→ What you have to do: Scan the material below and count each line with the string "Edit". Reply with the count alone.

→ Extracted entries:
+--

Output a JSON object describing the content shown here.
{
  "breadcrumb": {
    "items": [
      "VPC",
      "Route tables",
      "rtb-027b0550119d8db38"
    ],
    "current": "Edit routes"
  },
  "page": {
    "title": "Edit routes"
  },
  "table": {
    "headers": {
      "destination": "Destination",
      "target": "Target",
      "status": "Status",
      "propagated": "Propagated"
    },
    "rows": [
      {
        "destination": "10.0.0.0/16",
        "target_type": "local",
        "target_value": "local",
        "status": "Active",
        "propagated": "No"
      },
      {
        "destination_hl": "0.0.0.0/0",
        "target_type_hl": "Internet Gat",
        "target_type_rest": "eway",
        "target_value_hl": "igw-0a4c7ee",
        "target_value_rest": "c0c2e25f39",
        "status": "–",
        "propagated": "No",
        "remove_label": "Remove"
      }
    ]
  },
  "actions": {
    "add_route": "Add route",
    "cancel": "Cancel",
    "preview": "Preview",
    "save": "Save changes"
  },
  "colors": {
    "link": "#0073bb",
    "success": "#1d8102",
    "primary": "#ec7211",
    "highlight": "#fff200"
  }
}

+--

→ Worked solution: 2